Compressed gas and aerodynamics

The California company has been experimenting with ways to protect falling iPhones for some time, and a patent awarded in March 2013 describes a system using canisters of compressed gas, which would fire at the ground to slow impact.

Another system employs retracting air foils and aerodynamic surfaces to spring out from the phone, increasing drag and hopefully reducing the impact. Finally, Apple's patent talks of retracting buttons and switches to avoid them being damaged when dropped.

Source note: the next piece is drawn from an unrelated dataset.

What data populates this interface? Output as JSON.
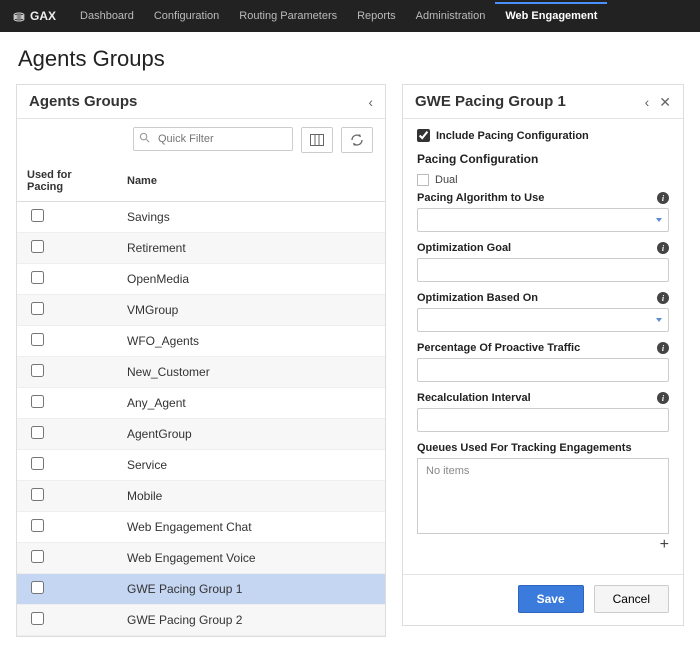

While these ideas seem a long way from reality, clever use of the iPhone's numerous sensors and vibration motor appears much more plausible - and until much stronger sapphire crystal screens are cheap enough for mass production, it could become one of future iPhones' most important features.